velvet
Moderator

Hi Purple
I don’t hear anybody whining – I would be voluble too if another person was destroying my heart and self-esteem.
Loving a compulsive gambler does destroy self-esteem and in turn that often creates a vulnerable, unwitting enabler.
Some compulsive gamblers do go on and change their lives in another relationship but without treatment, what is the fundamental difference? I suggest that a future relationship does not include enablement.
You describe your boyfriend as handsome, fun and charming – if he was not, would you be less likely to enable him? I have known many handsome, fun-loving charming gamblers and I have seen many intelligent, fun-loving ladies hearts destroyed by their loved one’s addiction. I have even heard one such lady say how dull her husband had become without his addiction and she wished he would gamble again! Fortunately, he was enjoying life in control of his addiction and regularly attending GA – he did not want to go back to the relationship that he had previously.

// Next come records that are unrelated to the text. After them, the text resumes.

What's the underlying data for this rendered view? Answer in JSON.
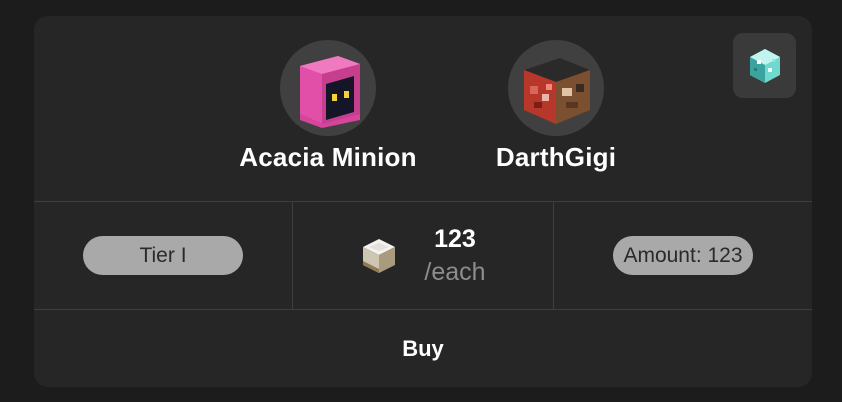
{
  "players": [
    {
      "name": "Acacia Minion",
      "icon": "pink-hood-minion-head-icon"
    },
    {
      "name": "DarthGigi",
      "icon": "red-skin-player-head-icon"
    }
  ],
  "corner_badge": {
    "icon": "diamond-gem-icon"
  },
  "listing": {
    "tier": "Tier I",
    "price": "123",
    "price_unit": "/each",
    "price_icon": "stone-block-icon",
    "amount": "Amount: 123"
  },
  "actions": {
    "buy_label": "Buy"
  },
  "colors": {
    "background": "#1c1c1c",
    "card": "#262626",
    "pill": "#a9a9a9",
    "divider": "#3e3e3e"
  }
}
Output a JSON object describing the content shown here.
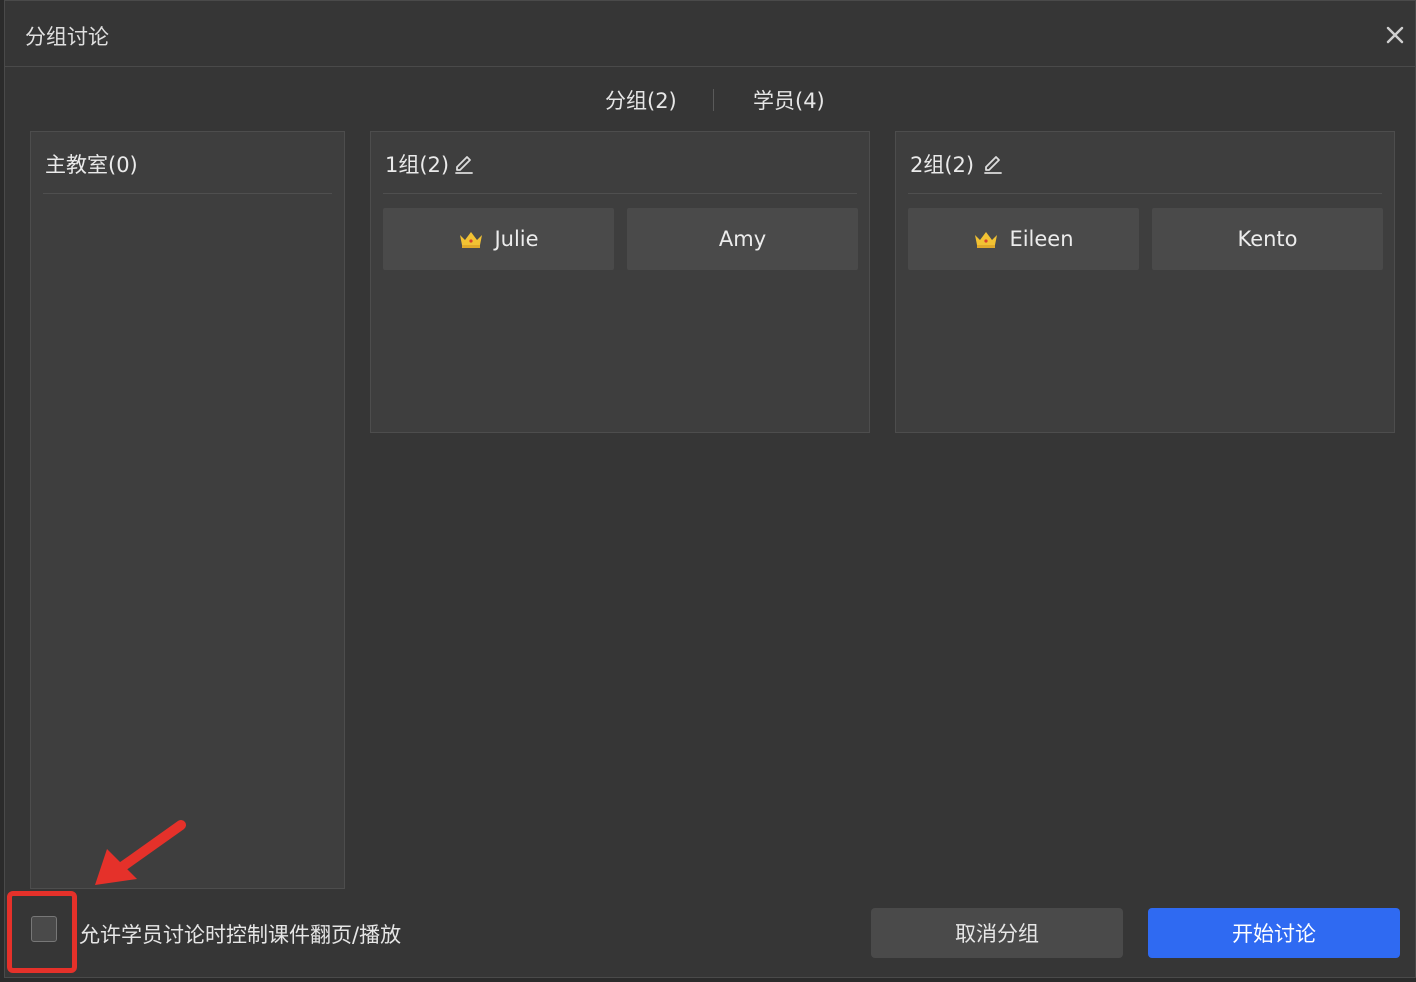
{
  "dialog": {
    "title": "分组讨论"
  },
  "tabs": {
    "groups_label": "分组(2)",
    "students_label": "学员(4)"
  },
  "main_room": {
    "title": "主教室(0)"
  },
  "groups": [
    {
      "title": "1组(2)",
      "members": [
        {
          "name": "Julie",
          "is_leader": true
        },
        {
          "name": "Amy",
          "is_leader": false
        }
      ]
    },
    {
      "title": "2组(2)",
      "members": [
        {
          "name": "Eileen",
          "is_leader": true
        },
        {
          "name": "Kento",
          "is_leader": false
        }
      ]
    }
  ],
  "footer": {
    "allow_control_label": "允许学员讨论时控制课件翻页/播放",
    "allow_control_checked": false,
    "cancel_label": "取消分组",
    "start_label": "开始讨论"
  },
  "colors": {
    "accent": "#2f6af2",
    "highlight": "#e5312a",
    "crown": "#f2c233"
  },
  "icons": {
    "close": "close-icon",
    "edit": "pencil-icon",
    "leader": "crown-icon",
    "annotation": "arrow-icon"
  }
}
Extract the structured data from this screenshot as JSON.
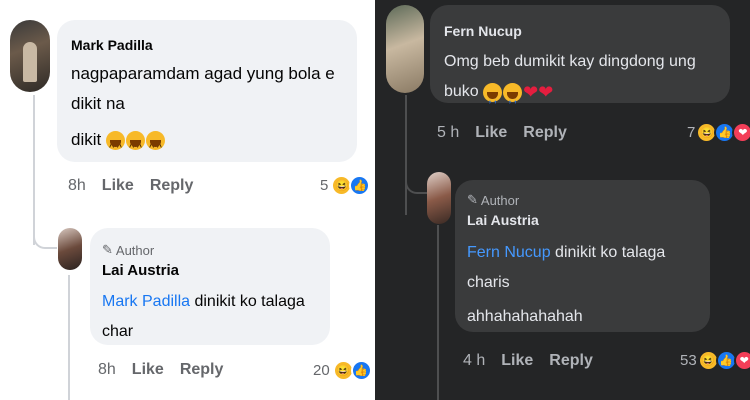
{
  "left": {
    "comment1": {
      "name": "Mark Padilla",
      "text_line1": "nagpaparamdam agad yung bola e dikit na",
      "text_line2": "dikit",
      "time": "8h",
      "like": "Like",
      "reply": "Reply",
      "reactions": "5"
    },
    "comment2": {
      "author_badge": "Author",
      "name": "Lai Austria",
      "mention": "Mark Padilla",
      "text": " dinikit ko talaga char",
      "time": "8h",
      "like": "Like",
      "reply": "Reply",
      "reactions": "20"
    }
  },
  "right": {
    "comment1": {
      "name": "Fern Nucup",
      "text": "Omg beb dumikit kay dingdong ung buko",
      "time": "5 h",
      "like": "Like",
      "reply": "Reply",
      "reactions": "7"
    },
    "comment2": {
      "author_badge": "Author",
      "name": "Lai Austria",
      "mention": "Fern Nucup",
      "text_line1": " dinikit ko talaga charis",
      "text_line2": "ahhahahahahah",
      "time": "4 h",
      "like": "Like",
      "reply": "Reply",
      "reactions": "53"
    }
  },
  "colors": {
    "like_blue": "#1877f2",
    "haha_yellow": "#f7b928",
    "love_red": "#f33e58",
    "dark_bg": "#242526",
    "dark_bubble": "#3a3b3c"
  }
}
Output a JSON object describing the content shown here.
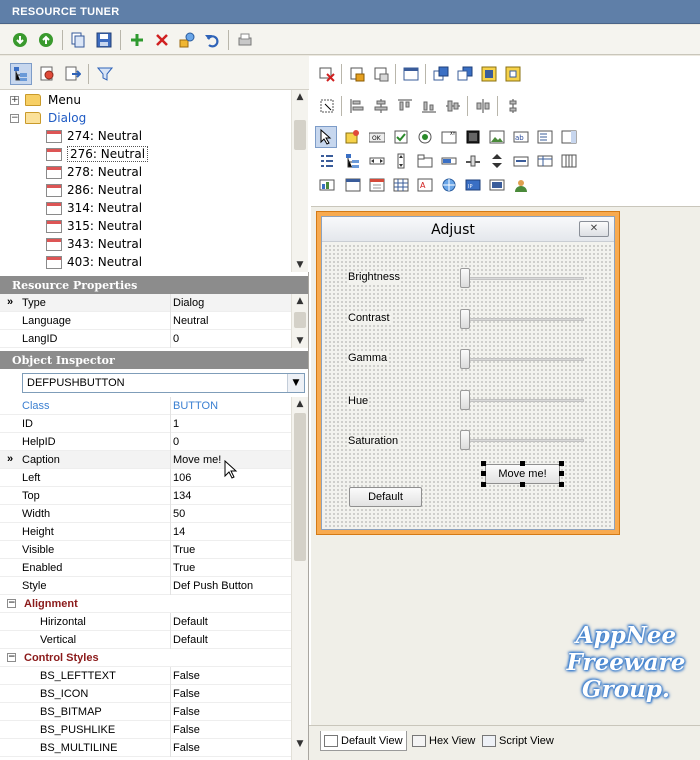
{
  "app": {
    "title": "RESOURCE TUNER"
  },
  "toolbar": {
    "icons": [
      "arrow-down-icon",
      "arrow-up-icon",
      "copy-icon",
      "save-icon",
      "add-icon",
      "delete-icon",
      "wizard-icon",
      "undo-icon",
      "print-icon"
    ]
  },
  "tree": {
    "items": [
      {
        "label": "Menu",
        "type": "folder",
        "expanded": false
      },
      {
        "label": "Dialog",
        "type": "folder",
        "expanded": true
      },
      {
        "label": "274: Neutral"
      },
      {
        "label": "276: Neutral",
        "selected": true
      },
      {
        "label": "278: Neutral"
      },
      {
        "label": "286: Neutral"
      },
      {
        "label": "314: Neutral"
      },
      {
        "label": "315: Neutral"
      },
      {
        "label": "343: Neutral"
      },
      {
        "label": "403: Neutral"
      }
    ]
  },
  "resource_properties": {
    "title": "Resource Properties",
    "rows": [
      {
        "key": "Type",
        "value": "Dialog"
      },
      {
        "key": "Language",
        "value": "Neutral"
      },
      {
        "key": "LangID",
        "value": "0"
      }
    ]
  },
  "object_inspector": {
    "title": "Object Inspector",
    "selected_object": "DEFPUSHBUTTON",
    "rows": [
      {
        "key": "Class",
        "value": "BUTTON"
      },
      {
        "key": "ID",
        "value": "1"
      },
      {
        "key": "HelpID",
        "value": "0"
      },
      {
        "key": "Caption",
        "value": "Move me!"
      },
      {
        "key": "Left",
        "value": "106"
      },
      {
        "key": "Top",
        "value": "134"
      },
      {
        "key": "Width",
        "value": "50"
      },
      {
        "key": "Height",
        "value": "14"
      },
      {
        "key": "Visible",
        "value": "True"
      },
      {
        "key": "Enabled",
        "value": "True"
      },
      {
        "key": "Style",
        "value": "Def Push Button"
      },
      {
        "key": "Alignment",
        "value": ""
      },
      {
        "key": "Hirizontal",
        "value": "Default"
      },
      {
        "key": "Vertical",
        "value": "Default"
      },
      {
        "key": "Control Styles",
        "value": ""
      },
      {
        "key": "BS_LEFTTEXT",
        "value": "False"
      },
      {
        "key": "BS_ICON",
        "value": "False"
      },
      {
        "key": "BS_BITMAP",
        "value": "False"
      },
      {
        "key": "BS_PUSHLIKE",
        "value": "False"
      },
      {
        "key": "BS_MULTILINE",
        "value": "False"
      }
    ]
  },
  "dialog_preview": {
    "title": "Adjust",
    "close_glyph": "✕",
    "sliders": [
      "Brightness",
      "Contrast",
      "Gamma",
      "Hue",
      "Saturation"
    ],
    "move_button": "Move me!",
    "default_button": "Default"
  },
  "tabs": [
    "Default View",
    "Hex View",
    "Script View"
  ],
  "watermark": {
    "line1": "AppNee",
    "line2": "Freeware",
    "line3": "Group."
  }
}
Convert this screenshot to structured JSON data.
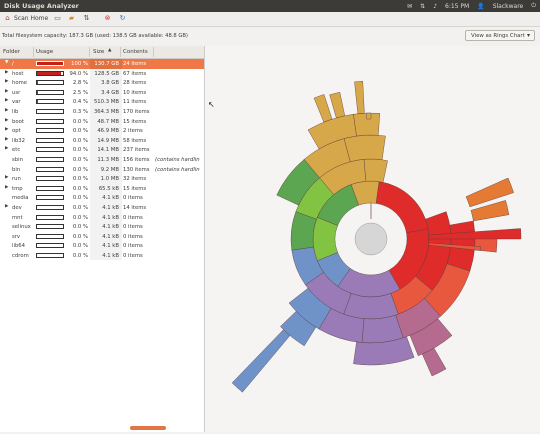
{
  "window": {
    "title": "Disk Usage Analyzer"
  },
  "tray": {
    "mail_icon": "mail-icon",
    "net_icon": "network-icon",
    "vol_icon": "volume-icon",
    "time": "6:15 PM",
    "user": "Slackware",
    "power_icon": "power-icon"
  },
  "toolbar": {
    "scan_home": "Scan Home",
    "icons": [
      "home-icon",
      "scan-device-icon",
      "open-folder-icon",
      "rescan-icon",
      "stop-icon",
      "refresh-icon"
    ]
  },
  "capacity": {
    "text": "Total filesystem capacity: 187.3 GB (used: 138.5 GB available: 48.8 GB)"
  },
  "view_combo": {
    "label": "View as Rings Chart"
  },
  "table": {
    "headers": {
      "folder": "Folder",
      "usage": "Usage",
      "size": "Size",
      "contents": "Contents"
    },
    "rows": [
      {
        "expander": "▼",
        "name": "/",
        "pct": "100 %",
        "usage": 1.0,
        "size": "130.7 GB",
        "contents": "24 items",
        "note": "",
        "selected": true
      },
      {
        "expander": "▶",
        "name": "host",
        "pct": "94.0 %",
        "usage": 0.94,
        "size": "128.5 GB",
        "contents": "67 items",
        "note": ""
      },
      {
        "expander": "▶",
        "name": "home",
        "pct": "2.8 %",
        "usage": 0.028,
        "size": "3.8 GB",
        "contents": "28 items",
        "note": ""
      },
      {
        "expander": "▶",
        "name": "usr",
        "pct": "2.5 %",
        "usage": 0.025,
        "size": "3.4 GB",
        "contents": "10 items",
        "note": ""
      },
      {
        "expander": "▶",
        "name": "var",
        "pct": "0.4 %",
        "usage": 0.004,
        "size": "510.3 MB",
        "contents": "11 items",
        "note": ""
      },
      {
        "expander": "▶",
        "name": "lib",
        "pct": "0.3 %",
        "usage": 0.003,
        "size": "364.3 MB",
        "contents": "170 items",
        "note": ""
      },
      {
        "expander": "▶",
        "name": "boot",
        "pct": "0.0 %",
        "usage": 0.0,
        "size": "48.7 MB",
        "contents": "15 items",
        "note": ""
      },
      {
        "expander": "▶",
        "name": "opt",
        "pct": "0.0 %",
        "usage": 0.0,
        "size": "46.9 MB",
        "contents": "2 items",
        "note": ""
      },
      {
        "expander": "▶",
        "name": "lib32",
        "pct": "0.0 %",
        "usage": 0.0,
        "size": "14.9 MB",
        "contents": "58 items",
        "note": ""
      },
      {
        "expander": "▶",
        "name": "etc",
        "pct": "0.0 %",
        "usage": 0.0,
        "size": "14.1 MB",
        "contents": "237 items",
        "note": ""
      },
      {
        "expander": "",
        "name": "sbin",
        "pct": "0.0 %",
        "usage": 0.0,
        "size": "11.3 MB",
        "contents": "156 items",
        "note": "(contains hardlin"
      },
      {
        "expander": "",
        "name": "bin",
        "pct": "0.0 %",
        "usage": 0.0,
        "size": "9.2 MB",
        "contents": "130 items",
        "note": "(contains hardlin"
      },
      {
        "expander": "▶",
        "name": "run",
        "pct": "0.0 %",
        "usage": 0.0,
        "size": "1.0 MB",
        "contents": "32 items",
        "note": ""
      },
      {
        "expander": "▶",
        "name": "tmp",
        "pct": "0.0 %",
        "usage": 0.0,
        "size": "65.5 kB",
        "contents": "15 items",
        "note": ""
      },
      {
        "expander": "",
        "name": "media",
        "pct": "0.0 %",
        "usage": 0.0,
        "size": "4.1 kB",
        "contents": "0 items",
        "note": ""
      },
      {
        "expander": "▶",
        "name": "dev",
        "pct": "0.0 %",
        "usage": 0.0,
        "size": "4.1 kB",
        "contents": "14 items",
        "note": ""
      },
      {
        "expander": "",
        "name": "mnt",
        "pct": "0.0 %",
        "usage": 0.0,
        "size": "4.1 kB",
        "contents": "0 items",
        "note": ""
      },
      {
        "expander": "",
        "name": "selinux",
        "pct": "0.0 %",
        "usage": 0.0,
        "size": "4.1 kB",
        "contents": "0 items",
        "note": ""
      },
      {
        "expander": "",
        "name": "srv",
        "pct": "0.0 %",
        "usage": 0.0,
        "size": "4.1 kB",
        "contents": "0 items",
        "note": ""
      },
      {
        "expander": "",
        "name": "lib64",
        "pct": "0.0 %",
        "usage": 0.0,
        "size": "4.1 kB",
        "contents": "0 items",
        "note": ""
      },
      {
        "expander": "",
        "name": "cdrom",
        "pct": "0.0 %",
        "usage": 0.0,
        "size": "4.1 kB",
        "contents": "0 items",
        "note": ""
      }
    ]
  },
  "rings": {
    "colors": {
      "red": "#e02b2b",
      "redLight": "#e8583f",
      "orange": "#e57a35",
      "yellow": "#d7a84a",
      "green": "#82c341",
      "greenDark": "#5ca551",
      "blue": "#6f93c8",
      "purple": "#9a7bb8",
      "pink": "#b56a90",
      "center": "#d6d6d6"
    }
  }
}
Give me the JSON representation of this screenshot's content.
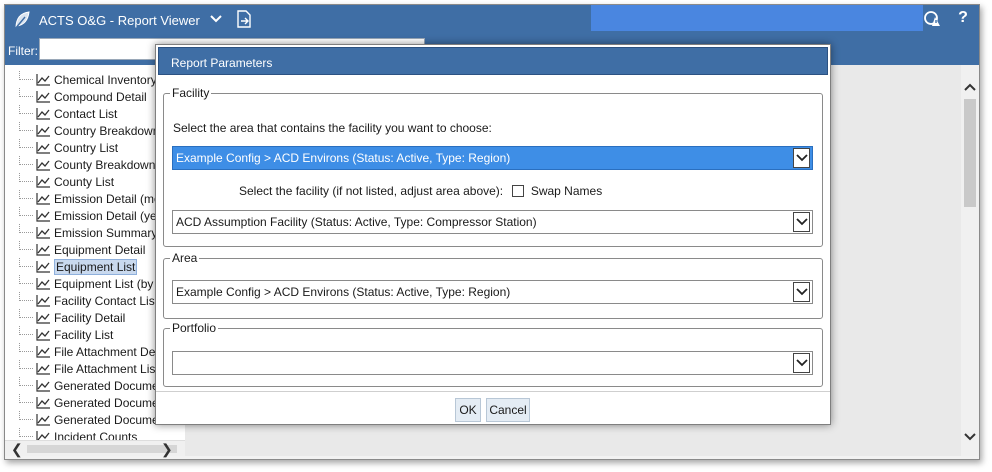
{
  "app": {
    "title": "ACTS O&G - Report Viewer"
  },
  "filter": {
    "label": "Filter:",
    "value": ""
  },
  "tree": {
    "items": [
      {
        "label": "Chemical Inventory",
        "selected": false
      },
      {
        "label": "Compound Detail",
        "selected": false
      },
      {
        "label": "Contact List",
        "selected": false
      },
      {
        "label": "Country Breakdown",
        "selected": false
      },
      {
        "label": "Country List",
        "selected": false
      },
      {
        "label": "County Breakdown",
        "selected": false
      },
      {
        "label": "County List",
        "selected": false
      },
      {
        "label": "Emission Detail (mor",
        "selected": false
      },
      {
        "label": "Emission Detail (year",
        "selected": false
      },
      {
        "label": "Emission Summary",
        "selected": false
      },
      {
        "label": "Equipment Detail",
        "selected": false
      },
      {
        "label": "Equipment List",
        "selected": true
      },
      {
        "label": "Equipment List (by t",
        "selected": false
      },
      {
        "label": "Facility Contact List",
        "selected": false
      },
      {
        "label": "Facility Detail",
        "selected": false
      },
      {
        "label": "Facility List",
        "selected": false
      },
      {
        "label": "File Attachment Deta",
        "selected": false
      },
      {
        "label": "File Attachment List",
        "selected": false
      },
      {
        "label": "Generated Documer",
        "selected": false
      },
      {
        "label": "Generated Documer",
        "selected": false
      },
      {
        "label": "Generated Documer",
        "selected": false
      },
      {
        "label": "Incident Counts",
        "selected": false
      }
    ]
  },
  "dialog": {
    "title": "Report Parameters",
    "facility": {
      "legend": "Facility",
      "area_prompt": "Select the area that contains the facility you want to choose:",
      "area_value": "Example Config > ACD Environs (Status: Active, Type: Region)",
      "facility_prompt": "Select the facility (if not listed, adjust area above):",
      "swap_label": "Swap Names",
      "swap_checked": false,
      "facility_value": "ACD Assumption Facility (Status: Active, Type: Compressor Station)"
    },
    "area": {
      "legend": "Area",
      "value": "Example Config > ACD Environs (Status: Active, Type: Region)"
    },
    "portfolio": {
      "legend": "Portfolio",
      "value": ""
    },
    "ok_label": "OK",
    "cancel_label": "Cancel"
  },
  "icons": {
    "logo": "leaf-icon",
    "dropdown": "chevron-down-icon",
    "export": "document-export-icon",
    "account": "user-alert-icon",
    "help": "help-icon",
    "report": "line-chart-icon"
  },
  "colors": {
    "header": "#3f6ea5",
    "search": "#4a86e0",
    "selection": "#3e8ee6",
    "tree_selection": "#c9d9ee"
  }
}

Draftkings is gambling whatever your boyfriend says. So often F&F say that their loved one ‘needs’ to stop gambling without realising that their loved one’s ‘need’ is to gamble. Until that gambling has hurt him enough, he will probably see no reason to stop.
You cannot make your boyfriend stop gambling Purple but what you can do is to refuse to allow his addiction to drag you down with it. You write that he ‘borrows’ money from family, friends and you – lending money to a gambler is enablement, which allows his addiction to be fed and to grow. Anybody who lends money to a compulsive gambler is clearing his gambling debts, making it easier for him to continue without acceptance of his problem. A gambling addiction gets worse without an acceptance that there is a real problem. Until enabling ceases there is no reason for him to face his demons – facing them takes courage and determination – it is not easy – especially while his friends and family are preventing him from accepting his problem.
Do his friends and family know he has a problem, or do they know but don’t want to see it?
I am concerned that your self-esteem is low. Please look after yourself and do things that please you, things that your boyfriend’s addiction have possibly prevented you enjoying – keep friendships alive, enjoy hobbies and interests – every day set time aside just for you. Keep reading here and learn about the addiction to gamble, you do not own it and you do not have to be brought down by it.
Recognise your own importance because you are a unique, caring, loving person who deserves to be treated well. You have done really well writing this post, I know it can’t have been easy and I hope you will continue to post.
Velvet